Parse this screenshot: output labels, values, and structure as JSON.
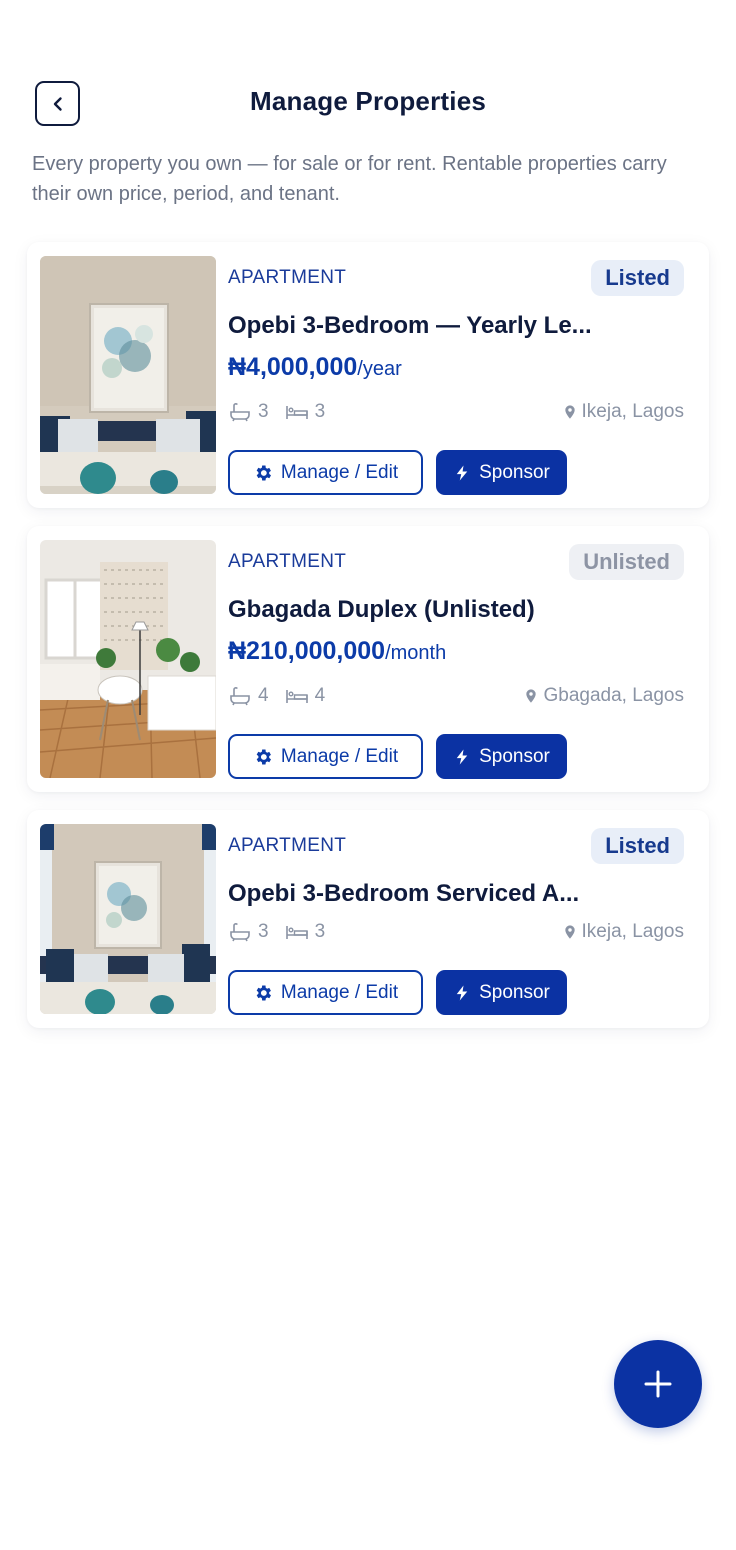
{
  "header": {
    "title": "Manage Properties",
    "subtitle": "Every property you own — for sale or for rent. Rentable properties carry their own price, period, and tenant."
  },
  "properties": [
    {
      "type": "APARTMENT",
      "status": "Listed",
      "name": "Opebi 3-Bedroom — Yearly Le...",
      "price": "₦4,000,000",
      "period": "/year",
      "baths": "3",
      "beds": "3",
      "location": "Ikeja, Lagos",
      "manage_label": "Manage / Edit",
      "sponsor_label": "Sponsor"
    },
    {
      "type": "APARTMENT",
      "status": "Unlisted",
      "name": "Gbagada Duplex (Unlisted)",
      "price": "₦210,000,000",
      "period": "/month",
      "baths": "4",
      "beds": "4",
      "location": "Gbagada, Lagos",
      "manage_label": "Manage / Edit",
      "sponsor_label": "Sponsor"
    },
    {
      "type": "APARTMENT",
      "status": "Listed",
      "name": "Opebi 3-Bedroom Serviced A...",
      "baths": "3",
      "beds": "3",
      "location": "Ikeja, Lagos",
      "manage_label": "Manage / Edit",
      "sponsor_label": "Sponsor"
    }
  ],
  "colors": {
    "primary": "#0b32a3",
    "listed_badge_bg": "#e8eef8",
    "unlisted_badge_bg": "#eef0f4",
    "muted_text": "#8a93a4"
  },
  "icons": {
    "back": "chevron-left-icon",
    "bath": "bathtub-icon",
    "bed": "bed-icon",
    "location": "map-pin-icon",
    "manage": "gear-icon",
    "sponsor": "lightning-icon",
    "fab": "plus-icon"
  }
}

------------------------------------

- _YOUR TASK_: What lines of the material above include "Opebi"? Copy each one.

- _RESPONSE FOR THIS EXERCISE_:
      "name": "Opebi 3-Bedroom — Yearly Le...",
      "name": "Opebi 3-Bedroom Serviced A...",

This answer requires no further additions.